The attorneys at Clore Law Group have experience and expertise with civil prosecution of sexual abuse cases, including those involving religious organizations, to a successful resolution. We have handled such cases in different states, and against various organizations. If someone you know may have experienced a tragic situation like this, you can email us at email@example.com, or call us Toll-Free at 1-800-610-2546 for a free and confidential consultation.
See, e.g., https://www.pulitzer.org/winners/boston-globe-1.
Paulson M, “World doesn’t share US view of scandal: Clergy sexual abuse reaches far, receives an uneven focus,” The Boston Globe (4/8/2002).
See Evinger JS, “Annotated Bibliography of Clergy Sexual Abuse and Sexual Boundary Violations in Religious Communities,” (Nov. 12, 2018, 33rd rev.), at: https://www.faithtrustinstitute.org/resources/learn-the-basics/ce-faqs.
Povich ES, “Is the Clergy Required to Support Child Sex Abuse?
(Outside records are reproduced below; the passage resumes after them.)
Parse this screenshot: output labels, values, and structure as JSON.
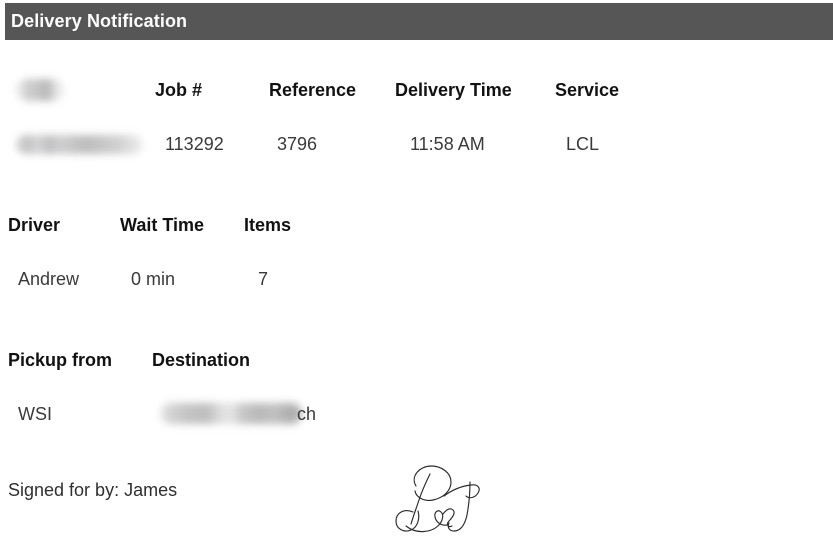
{
  "header": {
    "title": "Delivery Notification",
    "bar_color": "#565656",
    "text_color": "#ffffff"
  },
  "job_section": {
    "columns": [
      {
        "label": "",
        "value": "",
        "redacted": true,
        "kind": "company-logo"
      },
      {
        "label": "Job #",
        "value": "113292"
      },
      {
        "label": "Reference",
        "value": "3796"
      },
      {
        "label": "Delivery Time",
        "value": "11:58 AM"
      },
      {
        "label": "Service",
        "value": "LCL"
      }
    ]
  },
  "driver_section": {
    "columns": [
      {
        "label": "Driver",
        "value": "Andrew"
      },
      {
        "label": "Wait Time",
        "value": "0 min"
      },
      {
        "label": "Items",
        "value": "7"
      }
    ]
  },
  "route_section": {
    "columns": [
      {
        "label": "Pickup from",
        "value": "WSI"
      },
      {
        "label": "Destination",
        "value": "ch",
        "redacted": true
      }
    ]
  },
  "signature_block": {
    "signed_for_by": "Signed for by: James",
    "signature_image": "handwritten-signature",
    "ink_color": "#2b2b2b"
  }
}
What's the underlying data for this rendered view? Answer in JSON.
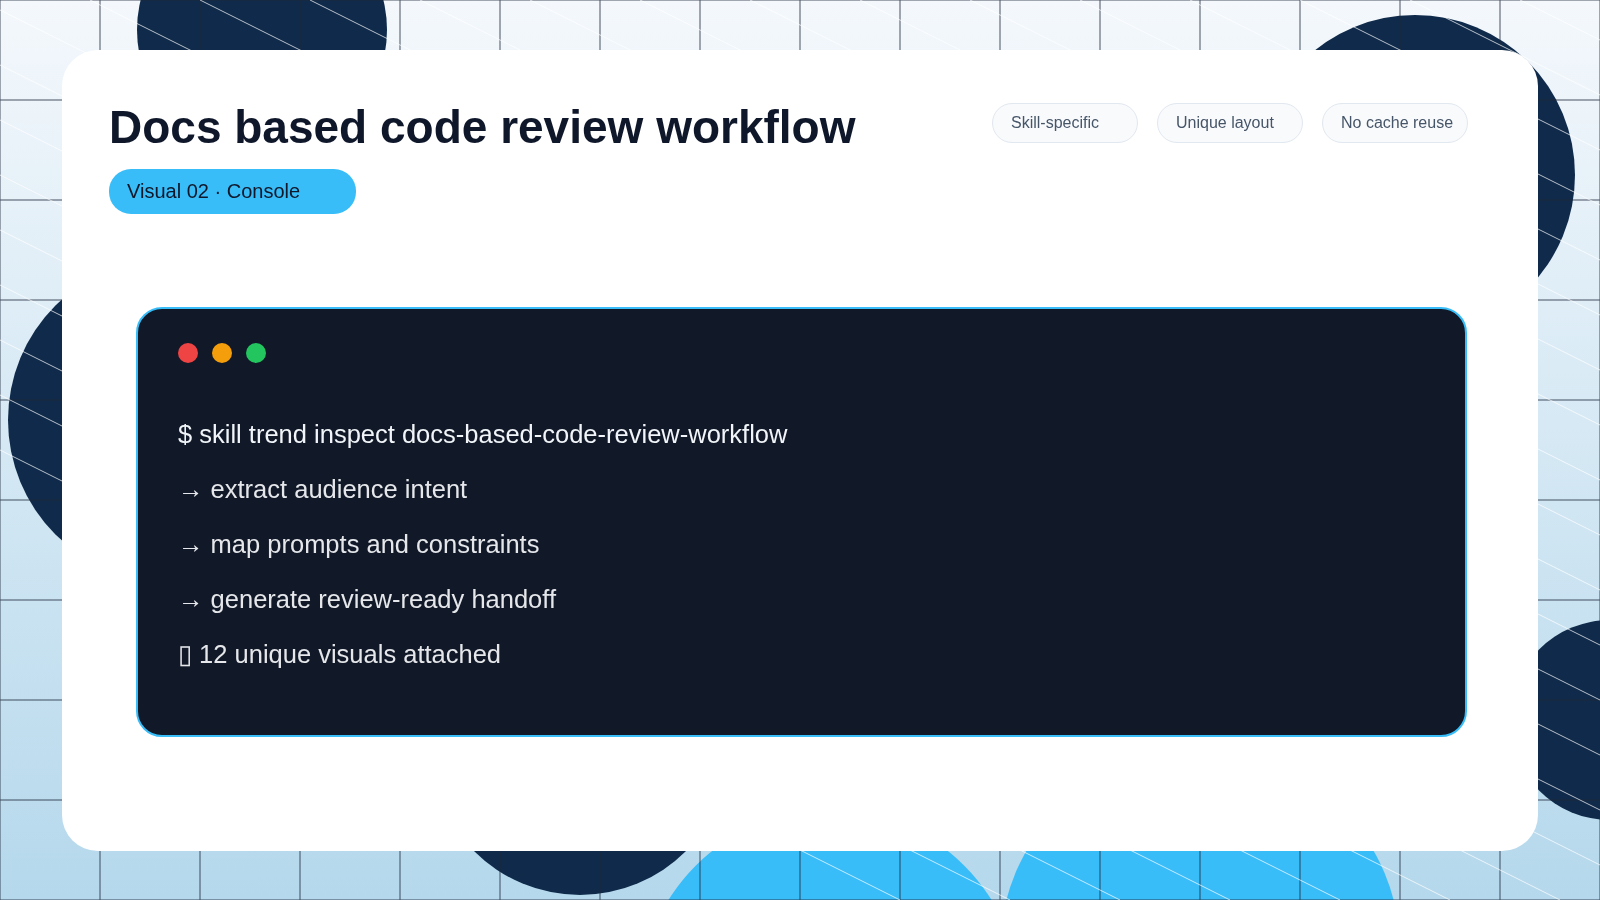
{
  "title": "Docs based code review workflow",
  "badge": "Visual 02 · Console",
  "tags": [
    "Skill-specific",
    "Unique layout",
    "No cache reuse"
  ],
  "console": {
    "window_dots": [
      {
        "color": "#ef4444"
      },
      {
        "color": "#f59e0b"
      },
      {
        "color": "#22c55e"
      }
    ],
    "lines": [
      {
        "kind": "command",
        "text": "$ skill trend inspect docs-based-code-review-workflow"
      },
      {
        "kind": "step",
        "text": "→ extract audience intent"
      },
      {
        "kind": "step",
        "text": "→ map prompts and constraints"
      },
      {
        "kind": "step",
        "text": "→ generate review-ready handoff"
      },
      {
        "kind": "result",
        "text": "▯ 12 unique visuals attached"
      }
    ]
  }
}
Not in Some States,” Stateline (Jan 24, 2019): http://www.governing.com/topics/public-justice-safety/sl-clergy-sex-abuse-reporting-states.html.
Erickson-Pearson J, “Safe Connections: What Parishioners Can Do to Understand and Prevent Clergy Sexual Abuse,” A Resource for Members of the Evangelical Lutheran Church in America (2005), accessible at: http://download.elca.org/ELCA%20Resource%20Repository/Safe_Connections.pdf.
Karageorge K, Kendall R, “The Role of Professional Child Care Providers in Preventing and Responding to Child Abuse and Neglect,” U.S. Department of Health and Human Services Administration for Children and Families, Administration on Children, Youth, and Families, Children’s Bureau, Office on Child Abuse and Neglect, p. 57 (2008).
Welner M, “Child Sexual Abuse: 6 Stages of Grooming,” (10/18/2000), accessible at: http://www.oprah.com/oprahshow/child-sexual-abuse-6-stages-of-grooming/all. See also Spraitz J, Bowen KN, et al, “Proposing a Behavioral Taxonomy of Priest Sexual Grooming,” International Journal for Crime, Justice and Social Democracy," Vol. 7, No. 1, pp. 30‐43. (2018).
See fn7, above. In South Carolina “a member of the clergy including a Christian Science Practitioner or religious healer…must report when in the person’s professional capacity the person has received information which gives the person reason to believe that a child has been or may be neglected.” SC Code § 63-7-310 (2012). But there is an exception when the clergy member obtains information about the alleged incident in the form of privileged information within the context of the Clergy-Penitent relationship—which does not have to be reported–meaning any confidential communication properly entrusted to him in his professional capacity and necessary and proper to enable him to discharge the functions of his office according to the usual course of practice or discipline of his church or religious body.” Id. at §§ 63-7-420, 19-11-90.
Shea DJ, “Effects of Sexual Abuse by Catholic Priests on Adults Victimized as Children,” Sexual Addiction & Compulsivity, The Journal of Treatment and Prevention, Vol. 15, No. 3, pp. 250-68 (July 2008).
In South Carolina, for example, the statute of limitations deadline to be able to sue for sexual abuse is “six years after the person becomes twenty-one years of age or within three years from the time of discovery by the person of the injury and the causal relationship between the injury and the sexual abuse…whichever occurs later.” SC Code § 15-3-555 (2001).